I’m enjoying lovely leafiness which has come into its own in a bed adjacent to the front entrance of my home. Let’s take a wide view to get the bearings of this raised bed.
I planted the Soft Leaf Yucca, Yucca recurvifolia and the Red Yucca, Hesperaloe parviflora as anchor plants in this bed because they are both evergreen and grow to respectable sizes. Most of the other plants are smaller shrubs or groundcover-type perennials: some are evergreen, some are herbaceous perennials, and a couple are annuals. There are also some other native perennials, a smaller yucca, and a native perennial grass, all located out of view of these photos.
Reminding me of tiny hands that are spread wide, I’m pleased with the deeply lobed foliage of this little annual/bi-annual thing, a native Wild Geranium, Geranium carolinianum. It was a gift from birds, or maybe, the wind, but grows well with other pretty-leafed plants.
Tiny, dark green and fragrant leaves of Damianita, combine with soft, frilly poppy leaves, complement the ornate leaves of Wild Geranium.
I noticed one Wild Geranium in the garden a few years ago, left it to seed, and each late winter, more return. I like its sprawling nature, lacy foliage, and sweet, tiny blooms. I’ll pull up all of the individuals soon because a few seeds left assure plants for next spring, but many seeds left guarantee too many future Wild Geraniums–much more weeding work–and who wants that?
The Wild Geranium foliage clamors for well-deserved attention underneath the Red Yucca,
…while a seedling Mexican Feathergrass, Nassella tenuissima echoes the spray of the Red Yucca.
This extravagant set of leaves belongs to another spring annual, a member of the Papaver family, seeds of which were generously gifted to me last year by TexasDeb of the charming Austin Agrodolce.
Poppies popped in my spring garden for many years, seeds of which were given to me by a German friend long ago, but over time they’d declined and last year I had few poppies to ooh and aah over. The new poppy seeds from Deb were a timely and quite welcomed gift. With or without raindrops, I love the scalloped edges of poppy foliage, either alone,
…or in concert with other interesting foliage.

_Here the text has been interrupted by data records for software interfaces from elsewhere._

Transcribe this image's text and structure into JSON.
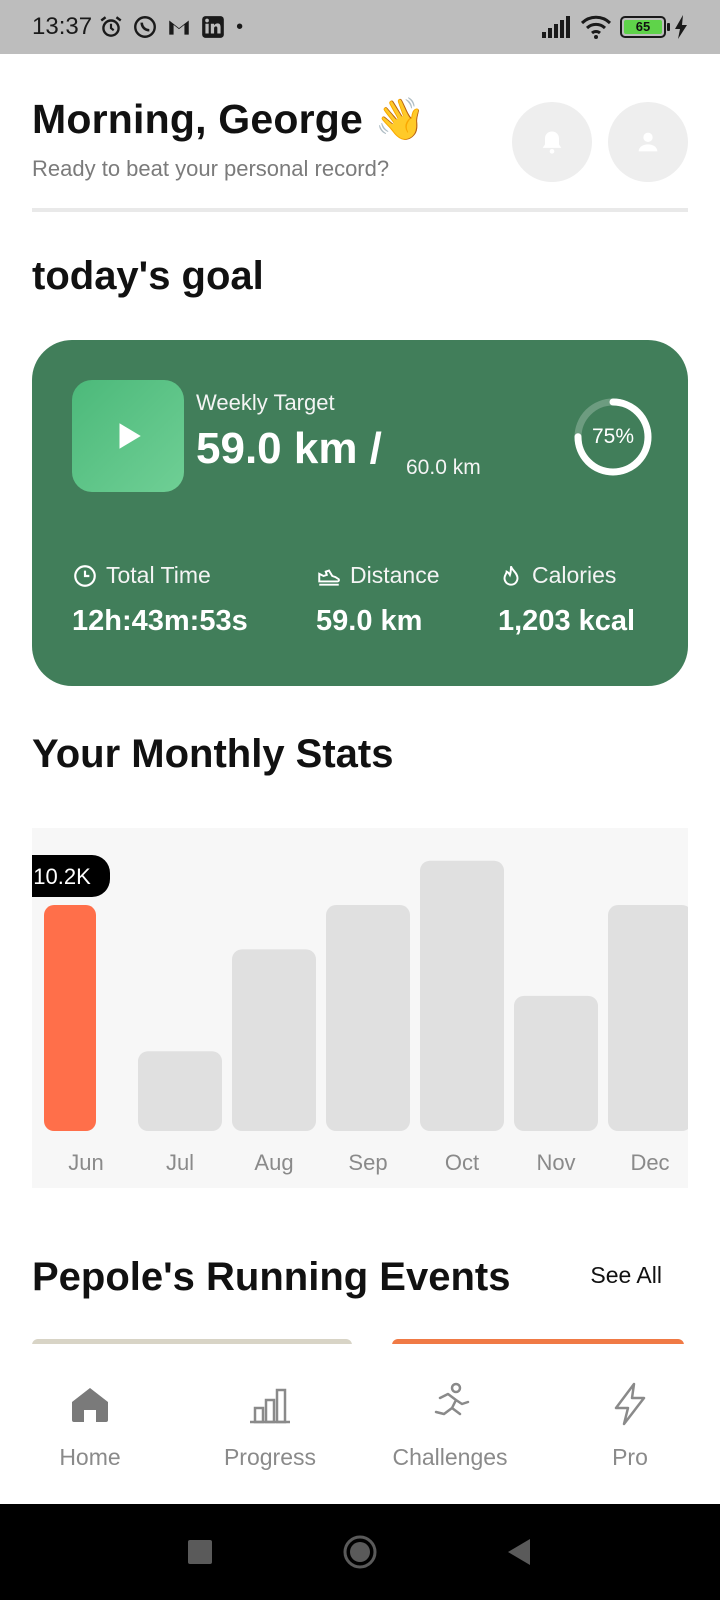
{
  "status_bar": {
    "time": "13:37",
    "battery": "65"
  },
  "header": {
    "greeting": "Morning, George 👋",
    "subtitle": "Ready to beat your personal record?"
  },
  "goal_section": {
    "title": "today's goal"
  },
  "goal_card": {
    "weekly_label": "Weekly Target",
    "current": "59.0 km /",
    "target": "60.0 km",
    "progress_label": "75%",
    "progress_fraction": 0.75,
    "stats": [
      {
        "label": "Total Time",
        "value": "12h:43m:53s",
        "icon": "clock-icon"
      },
      {
        "label": "Distance",
        "value": "59.0 km",
        "icon": "shoe-icon"
      },
      {
        "label": "Calories",
        "value": "1,203 kcal",
        "icon": "flame-icon"
      }
    ]
  },
  "stats_section": {
    "title": "Your Monthly Stats"
  },
  "chart_data": {
    "type": "bar",
    "categories": [
      "Jun",
      "Jul",
      "Aug",
      "Sep",
      "Oct",
      "Nov",
      "Dec"
    ],
    "values": [
      10.2,
      3.6,
      8.2,
      10.2,
      12.2,
      6.1,
      10.2
    ],
    "highlight_index": 0,
    "highlight_label": "10.2K",
    "highlight_color": "#ff6f4a",
    "bar_color": "#e0e0e0",
    "ylim": [
      0,
      13
    ]
  },
  "events_section": {
    "title": "Pepole's Running Events",
    "see_all": "See All"
  },
  "bottom_nav": [
    {
      "label": "Home",
      "icon": "home-icon",
      "active": true
    },
    {
      "label": "Progress",
      "icon": "bar-chart-icon",
      "active": false
    },
    {
      "label": "Challenges",
      "icon": "runner-icon",
      "active": false
    },
    {
      "label": "Pro",
      "icon": "lightning-icon",
      "active": false
    }
  ],
  "colors": {
    "card": "#417e5a",
    "accent": "#ff6f4a"
  }
}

This one poppy certainly holds its own alongside the petite grey leaves of Germander Sage, Salvia chamaedryoides, the Wild Geranium, and blooming Damianita, Chrysactinia mexicana–as well as the points of the Soft Leaf Yucca, bearing down on the rest.

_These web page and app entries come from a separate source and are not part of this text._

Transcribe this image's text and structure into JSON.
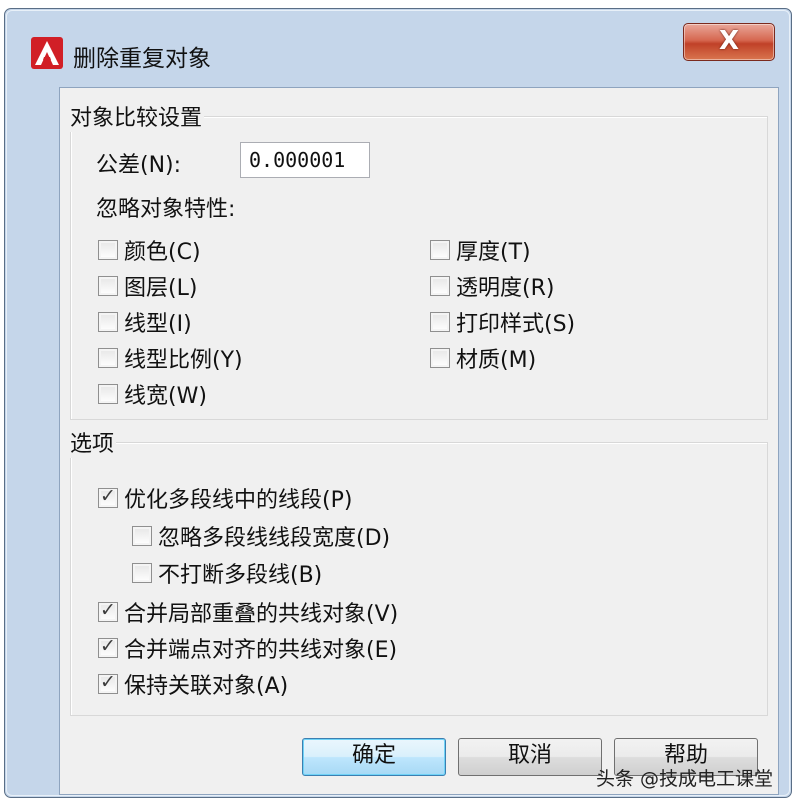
{
  "window": {
    "title": "删除重复对象",
    "close_label": "X"
  },
  "compare_group": {
    "legend": "对象比较设置",
    "tolerance_label": "公差(N):",
    "tolerance_value": "0.000001",
    "ignore_label": "忽略对象特性:",
    "properties": [
      {
        "label": "颜色(C)",
        "checked": false
      },
      {
        "label": "图层(L)",
        "checked": false
      },
      {
        "label": "线型(I)",
        "checked": false
      },
      {
        "label": "线型比例(Y)",
        "checked": false
      },
      {
        "label": "线宽(W)",
        "checked": false
      },
      {
        "label": "厚度(T)",
        "checked": false
      },
      {
        "label": "透明度(R)",
        "checked": false
      },
      {
        "label": "打印样式(S)",
        "checked": false
      },
      {
        "label": "材质(M)",
        "checked": false
      }
    ]
  },
  "options_group": {
    "legend": "选项",
    "items": [
      {
        "label": "优化多段线中的线段(P)",
        "checked": true
      },
      {
        "label": "忽略多段线线段宽度(D)",
        "checked": false
      },
      {
        "label": "不打断多段线(B)",
        "checked": false
      },
      {
        "label": "合并局部重叠的共线对象(V)",
        "checked": true
      },
      {
        "label": "合并端点对齐的共线对象(E)",
        "checked": true
      },
      {
        "label": "保持关联对象(A)",
        "checked": true
      }
    ]
  },
  "buttons": {
    "ok": "确定",
    "cancel": "取消",
    "help": "帮助"
  },
  "watermark": "头条 @技成电工课堂",
  "colors": {
    "frame": "#c5d6ea",
    "client": "#f0f0f0",
    "close_button": "#c94a32",
    "default_button": "#bee6fd",
    "app_icon": "#d11f26"
  }
}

A wider look includes both newly planted Globe Mallow, Sphaeralcea ambigua allowing for some silvery leaf action,
…not to mention a couple of orange beauty blooms.
The Germander Sage was an impulse purchase, but I like it–the blue flowers and grey-green leaves are hard to beat. It’s hardy and easy to grow–a requirement in my garden–and it’s definitely a water-wise addition to this sunny, dry bed.
The sunshiny blooms of the Damiantia almost steal the show from their foliage host and plant partners.
Almost, but perhaps, not quite.
Tidy, smooth leaves of the not-in-bloom Rock Penstemon, Penstemon baccharifolius contrast in form and shape with matte, wavy poppy leaves.
Spiky Twistleaf Yucca, Yucca rupicola appear to reach out from frilly poppy foliage, giving fair warning of their pointy ends as I lean into the garden to weed or photograph.
I’m always poked–somewhere–by those ends. Always.
And from another angle,
…blue-green Soft Leaf Yucca, minty-green poppy foliage, and vivid green Twistleaf Yucca are a verdant combination worthy of any celebration of green in the March garden.
This Green Anole certainly approves–of the straps of the Soft Leaf Yucca, if not of the photographer’s intrusion,
…while his bigger buddy looks askance at me. Does he know how well he reflects the colors of the Soft Leaf Yucca? Or, is it the other way around?
In celebration of the foliage in the March garden, many thanks to Christina and her lovely Creating my own garden of the Hesperides. Check out her Garden Bloggers’ Foliage Day for a look at foliage in many gardens, from many places.